Study objectives: Children with obstructive sleep apnea have blunted baroreflex sensitivity and increased blood pressure variability. The aim of the study was to test the hypothesis that treatment of sleep apnea by adenotonsillectomy results in significant improvement of baroreflex sensitivity, lowering of blood pressure and blood pressure variability and increase vagal heart rate modulation.
Study design: One hundred ninety-four children aged 9.6 ± 2.3 years were enrolled; 133 had obstructive sleep apnea and 61 were healthy controls. For children with sleep apnea, polysomnography with 3-lead electrocardiography and continuous blood pressure was performed before adenotonsillectomy, then 6 weeks and 6 months postoperatively. Controls underwent the same assessment at study entry and 6 months later. Spontaneous baroreflex sensitivity was measured in the time and frequency domains. Data analyses were performed for available and complete cases.
Results: Children with sleep apnea experienced postoperatively an increase in baroreflex sensitivity and decrease in blood pressure variability during wakefulness and sleep. A decrease in blood pressure during sleep and in heart rate during wakefulness was also measured. The improvement in baroreflex sensitivity was predicted by the change in the apnea-hypopnea and arousal indices. A normal pattern of rising baroreflex sensitivity during the night was restored in children with severe apnea after surgery. However, baroreceptor sensitivity did not completely normalize after treatment.
Conclusion: Treatment of obstructive sleep apnea in children by adenotonsillectomy is associated with gradual improvement in known risk factors for cardiovascular disease.

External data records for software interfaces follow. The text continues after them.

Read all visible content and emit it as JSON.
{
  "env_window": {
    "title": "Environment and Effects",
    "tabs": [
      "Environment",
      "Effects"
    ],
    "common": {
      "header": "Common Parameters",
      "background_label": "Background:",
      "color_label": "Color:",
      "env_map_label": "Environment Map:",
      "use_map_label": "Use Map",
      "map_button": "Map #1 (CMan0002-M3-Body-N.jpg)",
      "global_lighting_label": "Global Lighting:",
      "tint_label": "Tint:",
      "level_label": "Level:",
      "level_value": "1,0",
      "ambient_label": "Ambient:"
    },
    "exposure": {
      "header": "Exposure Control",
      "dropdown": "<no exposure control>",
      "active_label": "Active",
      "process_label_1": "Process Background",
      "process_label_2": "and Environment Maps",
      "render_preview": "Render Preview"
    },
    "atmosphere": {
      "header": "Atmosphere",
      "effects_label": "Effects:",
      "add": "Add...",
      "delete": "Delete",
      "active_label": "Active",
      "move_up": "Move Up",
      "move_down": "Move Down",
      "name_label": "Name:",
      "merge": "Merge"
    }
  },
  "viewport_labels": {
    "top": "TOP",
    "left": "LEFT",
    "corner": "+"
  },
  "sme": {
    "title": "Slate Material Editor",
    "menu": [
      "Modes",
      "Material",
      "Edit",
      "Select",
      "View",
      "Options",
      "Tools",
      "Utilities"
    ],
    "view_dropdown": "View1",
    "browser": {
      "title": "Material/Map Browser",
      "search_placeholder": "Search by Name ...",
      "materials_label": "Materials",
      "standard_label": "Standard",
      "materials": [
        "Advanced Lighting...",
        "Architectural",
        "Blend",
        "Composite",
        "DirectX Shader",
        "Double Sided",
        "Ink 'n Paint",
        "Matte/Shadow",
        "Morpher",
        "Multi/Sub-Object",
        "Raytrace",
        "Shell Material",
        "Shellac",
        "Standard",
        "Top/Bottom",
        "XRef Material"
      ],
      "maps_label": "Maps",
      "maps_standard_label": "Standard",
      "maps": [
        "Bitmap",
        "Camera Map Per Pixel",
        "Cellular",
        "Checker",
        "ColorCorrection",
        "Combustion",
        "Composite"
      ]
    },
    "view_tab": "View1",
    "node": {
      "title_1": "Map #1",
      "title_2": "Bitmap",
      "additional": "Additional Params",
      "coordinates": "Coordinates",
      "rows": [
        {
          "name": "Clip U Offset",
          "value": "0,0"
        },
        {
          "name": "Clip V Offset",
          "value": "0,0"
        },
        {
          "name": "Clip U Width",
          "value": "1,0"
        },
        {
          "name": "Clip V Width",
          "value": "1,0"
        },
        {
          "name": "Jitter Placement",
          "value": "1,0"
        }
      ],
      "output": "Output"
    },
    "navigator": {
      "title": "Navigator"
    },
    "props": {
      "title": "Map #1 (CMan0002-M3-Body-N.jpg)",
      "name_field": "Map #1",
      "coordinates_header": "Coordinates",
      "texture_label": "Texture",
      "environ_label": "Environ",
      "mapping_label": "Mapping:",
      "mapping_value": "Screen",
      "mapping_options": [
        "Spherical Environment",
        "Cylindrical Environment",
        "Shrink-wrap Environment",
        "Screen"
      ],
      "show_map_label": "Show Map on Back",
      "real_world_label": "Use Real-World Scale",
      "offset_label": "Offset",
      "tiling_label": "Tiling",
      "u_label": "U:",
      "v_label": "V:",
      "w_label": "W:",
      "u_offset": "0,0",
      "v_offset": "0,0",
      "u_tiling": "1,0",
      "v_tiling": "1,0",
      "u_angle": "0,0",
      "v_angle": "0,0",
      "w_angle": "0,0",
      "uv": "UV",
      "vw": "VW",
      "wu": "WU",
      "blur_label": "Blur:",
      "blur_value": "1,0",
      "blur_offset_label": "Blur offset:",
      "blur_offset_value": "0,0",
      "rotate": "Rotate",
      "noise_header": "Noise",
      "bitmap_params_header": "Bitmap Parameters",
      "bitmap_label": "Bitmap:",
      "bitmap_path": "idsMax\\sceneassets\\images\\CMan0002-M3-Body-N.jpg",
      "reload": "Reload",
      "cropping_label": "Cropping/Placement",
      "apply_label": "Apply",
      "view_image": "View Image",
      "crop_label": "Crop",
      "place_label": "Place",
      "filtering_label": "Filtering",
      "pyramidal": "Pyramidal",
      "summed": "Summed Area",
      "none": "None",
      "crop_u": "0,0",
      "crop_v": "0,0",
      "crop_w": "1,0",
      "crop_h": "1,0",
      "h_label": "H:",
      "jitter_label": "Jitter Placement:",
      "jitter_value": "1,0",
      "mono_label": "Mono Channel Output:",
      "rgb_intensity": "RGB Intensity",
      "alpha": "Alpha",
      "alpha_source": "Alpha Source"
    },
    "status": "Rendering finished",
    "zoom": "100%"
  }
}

Complete normalization of baroreceptor sensitivity was not achieved 6 months postoperatively.
Keywords: Sleep apnea; baroreflex; blood pressure variability; hypertension; tonsillectomy.